Representing vision : mannerist art and the body of Christ

Master Thesis


Permanent link to this Item
Journal Title
Link to Journal
Journal ISSN
Volume Title

University of Cape Town

The essay departs from the iconographical and interpretative studies of the Warburg Institute in the field of art history, seeking to define pictorial context in a way that avoids the notion of a fixed content behind works of art. Specific paintings are contextualised according to the psychological/physiological accidents of vision. A theoretical precedent for this approach within "art history" has been established by Norman Bryson, and the methods of Bryson, of J. Derrida and of J. Lacan are applied to specific works. The essay defines a motif common in Florentine and Roman mannerist religious paintings: the central significance given to Christ's torso in many works. This motif is related to its sources (Michelangelo and antique sculpture), and developed through an analysis of three paintings, J. Pontormo's Descent from the Cross, Rosso's Dead Christ with Angels and the Deposition by the Roman artist D. Ricciarelli da Volterra. The paintings are analysed according to their status as fictions, as devotional images and as representations of the human body. Various definitions of maniera are offered.

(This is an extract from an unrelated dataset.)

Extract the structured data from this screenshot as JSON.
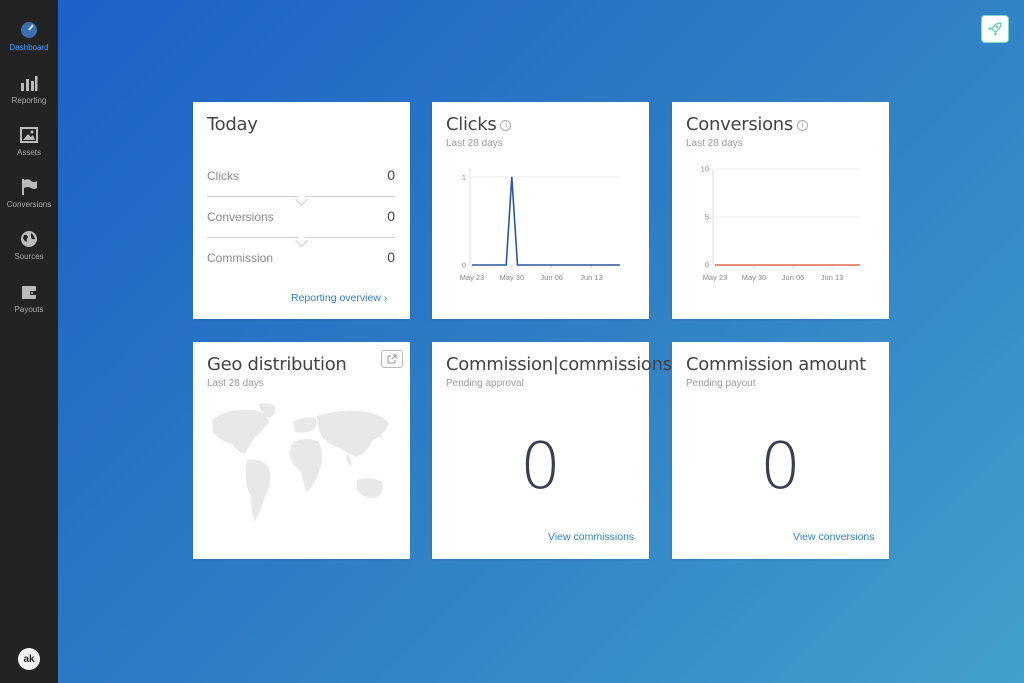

The essay concludes with an appeal that visual ambiguity be recognised as central to the understanding of pictorial representations.

Bibliography: pages 67-70.